interview, the FBI agents let Posada walk out of the embassy to freedom.
[For details, see Parry’s
Lost History: Contras, Cocaine, the Press & Project Truth.]
Posada soon returned to
his anti-Castro plotting.
In 1994, Posada set out
to kill Castro during a trip to Cartagena, Colombia. Posada and five
cohorts reached Cartagena, but the plan flopped when security cordons
prevented the would-be assassins from getting a clean shot at Castro,
according to a Miami Herald account. [Miami Herald, June 7, 1998]
The Herald also described
Posada’s role in a lethal 1997 bombing campaign against popular hotels
and restaurants inside Cuba that killed an Italian tourist. The story
cited documentary evidence that Posada arranged payments to conspirators
from accounts in the United States.
“This afternoon you will
receive via Western Union four transfers of $800 each … from New
Jersey,” said one fax signed by SOLO, a Posada alias.
Posada landed back in
jail in 2000 after Cuban intelligence uncovered a plot to assassinate
Castro by planting a bomb at a meeting the Cuban leader planned with
university students in Panama.
arrested Posada and other alleged co-conspirators in November 2000. In
April 2004, they were sentenced to eight or nine years in prison for
endangering public safety.
Four months after the
sentencing, however, lame-duck Panamanian President Mireya
Moscoso – who lives in Key Biscayne, Florida, and has close ties to the
Cuban-American community and to George W.
Bush’s administration – pardoned the convicts.
Despite press reports
saying Moscoso had been in contact with U.S. officials about the
pardons, the State Department denied that it pressured Moscoso to
release the Cuban exiles. After the pardons and just two months before
Election 2004, three of Posada’s co-conspirators – Guillermo Novo Sampol,

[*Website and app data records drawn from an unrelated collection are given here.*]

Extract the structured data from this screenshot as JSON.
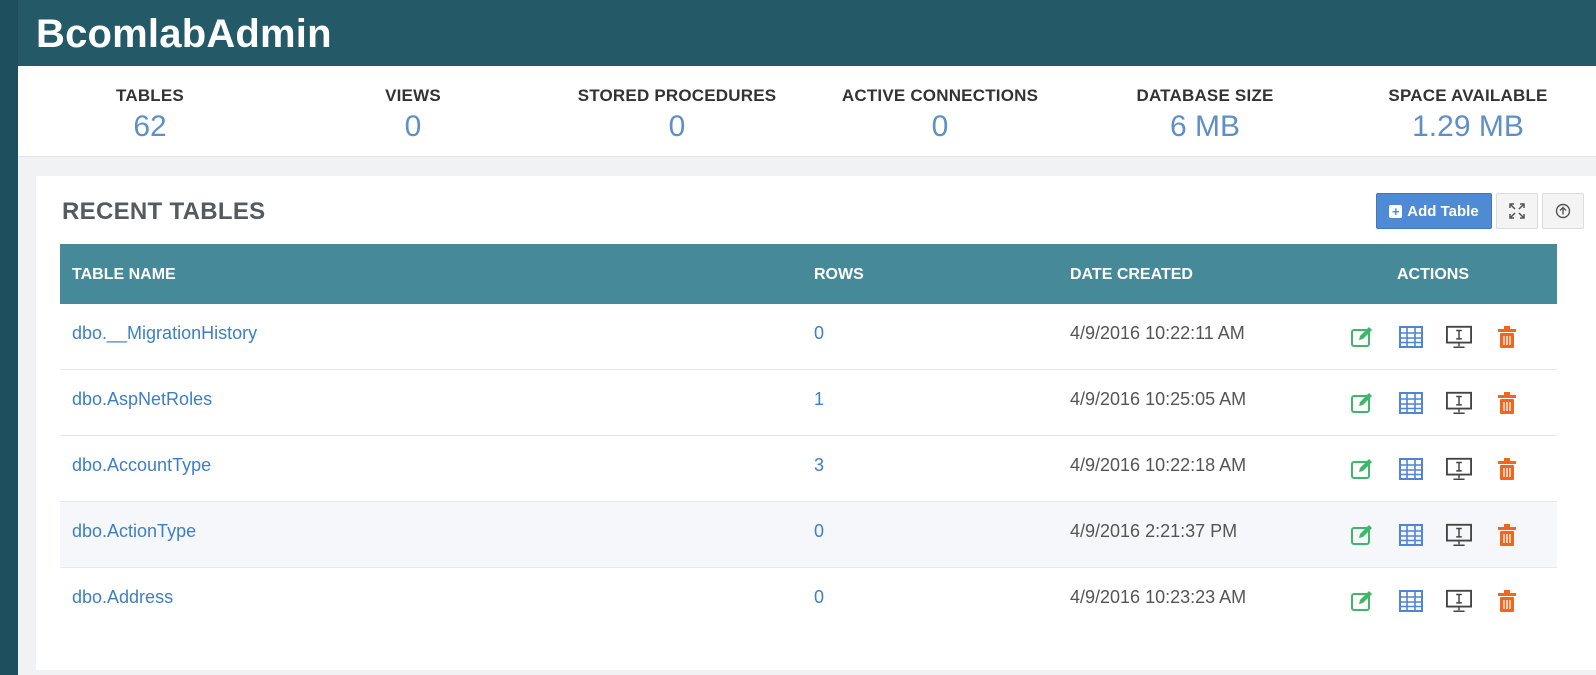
{
  "app": {
    "title": "BcomlabAdmin"
  },
  "stats": [
    {
      "label": "TABLES",
      "value": "62"
    },
    {
      "label": "VIEWS",
      "value": "0"
    },
    {
      "label": "STORED PROCEDURES",
      "value": "0"
    },
    {
      "label": "ACTIVE CONNECTIONS",
      "value": "0"
    },
    {
      "label": "DATABASE SIZE",
      "value": "6 MB"
    },
    {
      "label": "SPACE AVAILABLE",
      "value": "1.29 MB"
    }
  ],
  "panel": {
    "title": "RECENT TABLES",
    "add_button": "Add Table",
    "add_icon": "plus-square-icon",
    "expand_icon": "expand-icon",
    "collapse_icon": "circle-arrow-up-icon"
  },
  "table": {
    "headers": {
      "name": "TABLE NAME",
      "rows": "ROWS",
      "date": "DATE CREATED",
      "actions": "ACTIONS"
    },
    "rows": [
      {
        "name": "dbo.__MigrationHistory",
        "rows": "0",
        "date": "4/9/2016 10:22:11 AM"
      },
      {
        "name": "dbo.AspNetRoles",
        "rows": "1",
        "date": "4/9/2016 10:25:05 AM"
      },
      {
        "name": "dbo.AccountType",
        "rows": "3",
        "date": "4/9/2016 10:22:18 AM"
      },
      {
        "name": "dbo.ActionType",
        "rows": "0",
        "date": "4/9/2016 2:21:37 PM"
      },
      {
        "name": "dbo.Address",
        "rows": "0",
        "date": "4/9/2016 10:23:23 AM"
      }
    ],
    "row_action_icons": [
      "edit-icon",
      "table-grid-icon",
      "monitor-icon",
      "trash-icon"
    ]
  },
  "colors": {
    "header_bg": "#245a67",
    "table_header_bg": "#468a9a",
    "link": "#3d7fc4",
    "stat_value": "#5e8fc7",
    "edit": "#3db86b",
    "grid": "#4f84d6",
    "monitor": "#444444",
    "trash": "#f0661c"
  }
}
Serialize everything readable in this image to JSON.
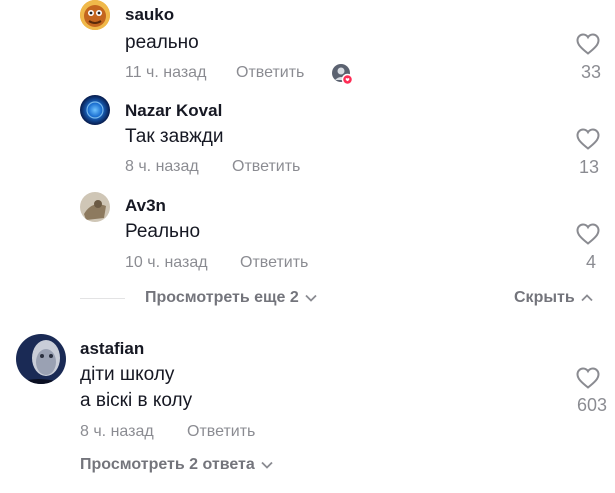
{
  "replies": [
    {
      "username": "sauko",
      "text": "реально",
      "time": "11 ч. назад",
      "reply_label": "Ответить",
      "likes": "33",
      "creator_liked": true
    },
    {
      "username": "Nazar Koval",
      "text": "Так завжди",
      "time": "8 ч. назад",
      "reply_label": "Ответить",
      "likes": "13"
    },
    {
      "username": "Av3n",
      "text": "Реально",
      "time": "10 ч. назад",
      "reply_label": "Ответить",
      "likes": "4"
    }
  ],
  "reply_controls": {
    "view_more": "Просмотреть еще 2",
    "hide": "Скрыть"
  },
  "comment": {
    "username": "astafian",
    "text_line1": "діти школу",
    "text_line2": "а віскі в колу",
    "time": "8 ч. назад",
    "reply_label": "Ответить",
    "likes": "603",
    "view_replies": "Просмотреть 2 ответа"
  },
  "colors": {
    "text_primary": "#161823",
    "text_secondary": "#8a8b91",
    "like_badge": "#fe2c55"
  }
}
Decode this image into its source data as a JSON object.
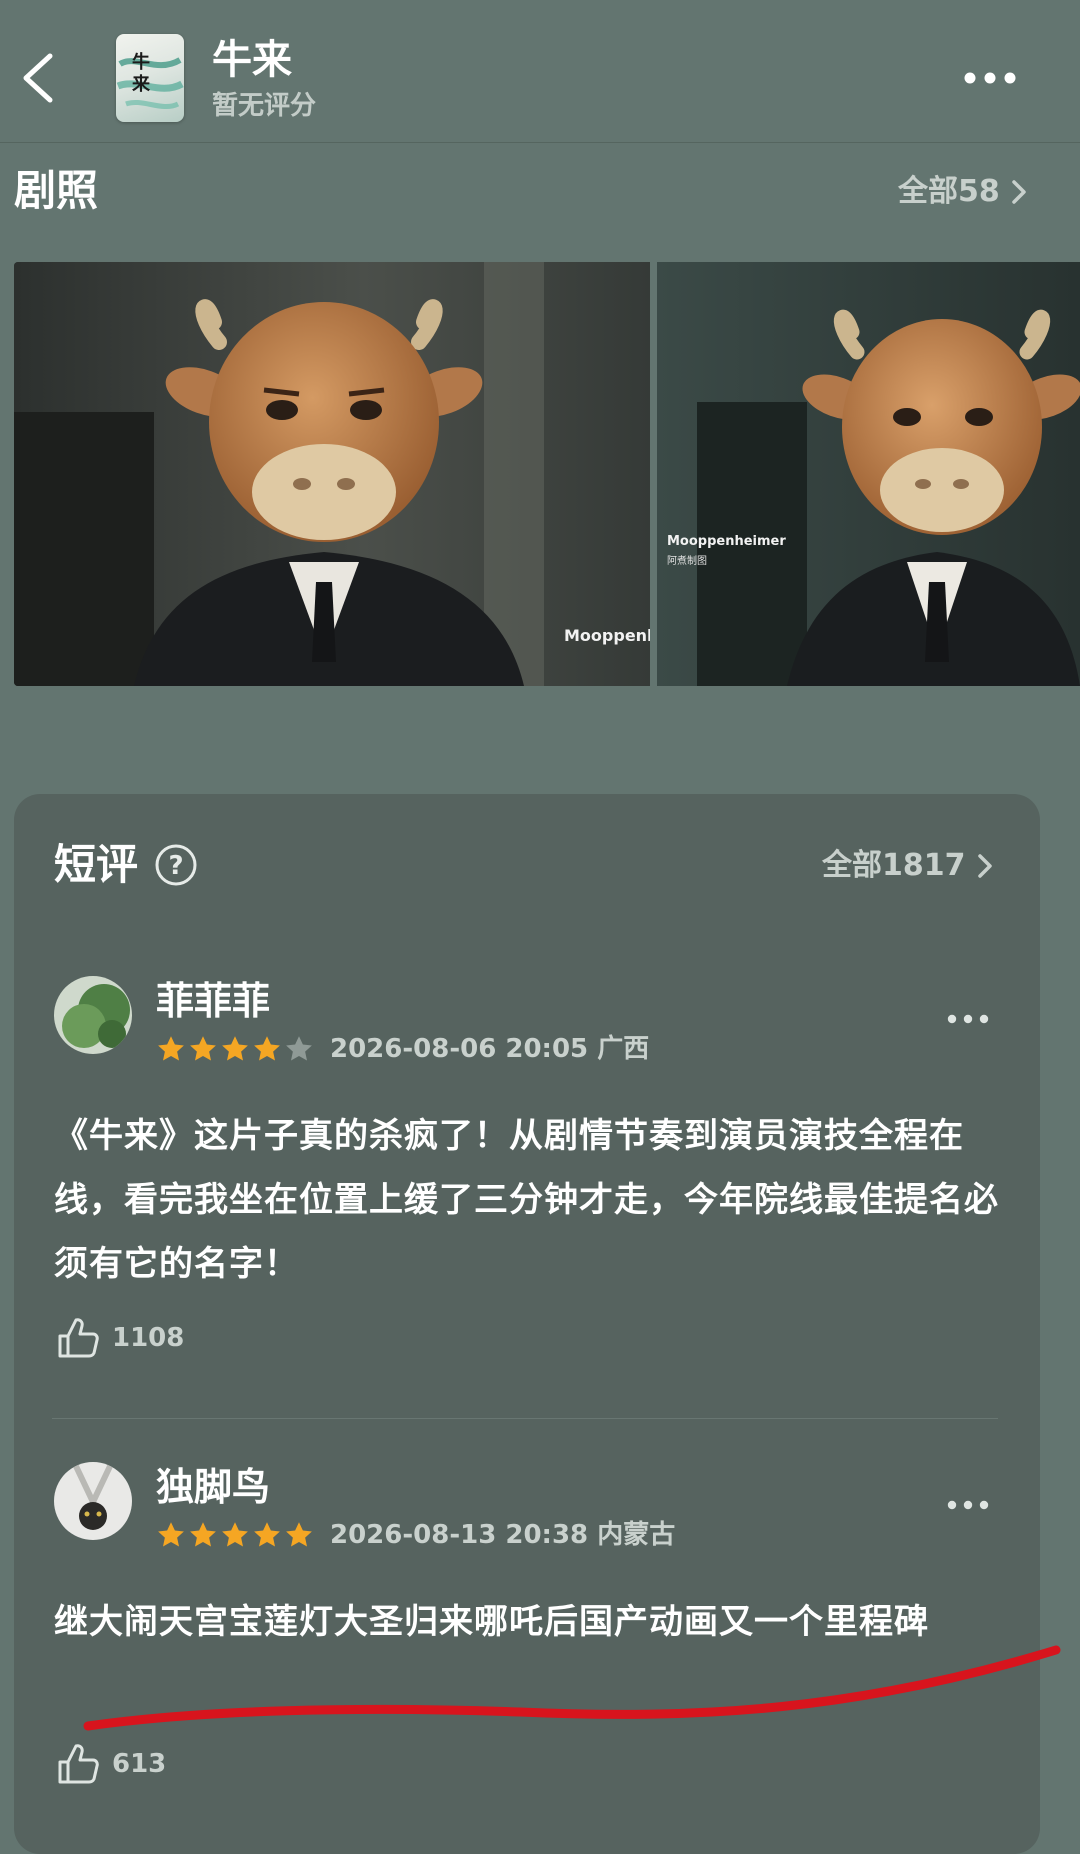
{
  "header": {
    "title": "牛来",
    "subtitle": "暂无评分",
    "poster_text": "牛来"
  },
  "stills": {
    "title": "剧照",
    "see_all": "全部58",
    "watermark1": "Mooppenl",
    "watermark2": "Mooppenheimer",
    "watermark2_sub": "阿煮制图"
  },
  "reviews": {
    "title": "短评",
    "see_all": "全部1817",
    "items": [
      {
        "user": "菲菲菲",
        "rating": 4,
        "date": "2026-08-06 20:05",
        "location": "广西",
        "text": "《牛来》这片子真的杀疯了！从剧情节奏到演员演技全程在线，看完我坐在位置上缓了三分钟才走，今年院线最佳提名必须有它的名字！",
        "likes": "1108"
      },
      {
        "user": "独脚鸟",
        "rating": 5,
        "date": "2026-08-13 20:38",
        "location": "内蒙古",
        "text": "继大闹天宫宝莲灯大圣归来哪吒后国产动画又一个里程碑",
        "likes": "613"
      }
    ]
  },
  "colors": {
    "background": "#637570",
    "card": "#56635f",
    "star": "#f5a623",
    "annotation": "#d8141d"
  },
  "icons": [
    "back-arrow-icon",
    "more-icon",
    "chevron-right-icon",
    "help-icon",
    "star-icon",
    "thumbs-up-icon"
  ]
}
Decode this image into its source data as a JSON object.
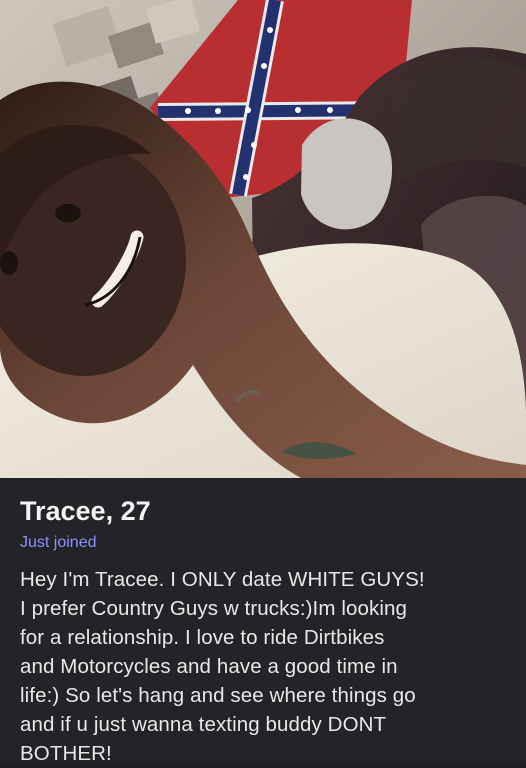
{
  "profile": {
    "name_age": "Tracee, 27",
    "status": "Just joined",
    "bio": "Hey I'm Tracee. I ONLY date WHITE GUYS!\nI prefer Country Guys w trucks:)Im looking\nfor a relationship. I love to ride Dirtbikes\nand Motorcycles and have a good time in\nlife:) So let's hang and see where things go\nand if u just wanna texting buddy DONT\nBOTHER!"
  },
  "colors": {
    "card_background": "#232428",
    "status_accent": "#8d90ff",
    "text_primary": "#f4f4f4"
  }
}
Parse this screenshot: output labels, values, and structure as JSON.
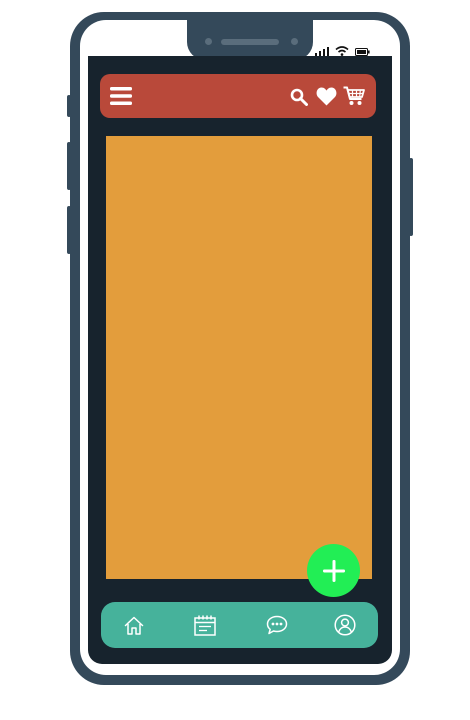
{
  "colors": {
    "phone_body": "#34495a",
    "screen": "#17232d",
    "top_bar": "#b9493a",
    "content": "#e39d3c",
    "fab": "#22ee55",
    "bottom_bar": "#46b29b"
  },
  "status_bar": {
    "icons": [
      "signal-icon",
      "wifi-icon",
      "battery-icon"
    ]
  },
  "top_bar": {
    "left_icons": [
      "menu-icon"
    ],
    "right_icons": [
      "search-icon",
      "heart-icon",
      "cart-icon"
    ]
  },
  "fab": {
    "icon": "plus-icon"
  },
  "bottom_nav": {
    "items": [
      "home-icon",
      "calendar-icon",
      "chat-icon",
      "profile-icon"
    ]
  }
}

Pedro Remon and Gaspar Jimenez – arrived in
Miami to a hero’s welcome, flashing
victory signs at their supporters.
While the terrorists
celebrated, U.S. authorities watched the men – also implicated in
bombings in New York, New Jersey and Florida – alight on U.S. soil. As
Washington Post writer Marcela Sanchez noted in a September 2004 article
about the Panamanian pardons, “there is something terribly wrong when
the United States, after Sept. 11 (2001), fails to condemn the pardoning
of terrorists and instead allows them to walk free on U.S. streets.”
Post, Sept. 3, 2004]
Posada reportedly sneaked
into the United States in early 2005 and his presence was an open secret
in Miami for weeks before U.S. authorities did anything. The New York
Times summed up Bush’s dilemma if Posada decided to seek U.S. asylum.
“A grant of asylum could invite charges that the
Bush administration is compromising its principle that no nation should
harbor suspected terrorists,” the Times wrote. “But to turn Mr. Posada
away could provoke political wrath in the conservative Cuban-American
communities of South Florida, deep sources of support and campaign money
for President Bush and his brother, Jeb.” [NYT, May 9, 2005]
Only after Posada called
a news conference to announce his presence was the Bush administration
shamed into arresting him. But even then, the administration balked at
sending Posada back to Venezuela where the Chavez government – unlike
some of its predecessors – would be eager to prosecute him.
Now, Bosch’s stunning defense of a terrorist attack that killed 73
people drives home the point again that the Bush administration has two
standards for terrorists – one for its allies and one for its enemies.
Suddenly harboring terrorists isn't quite the heinous crime that it is
when President Bush and Vice President Cheney are denouncing it to
applause from American audiences.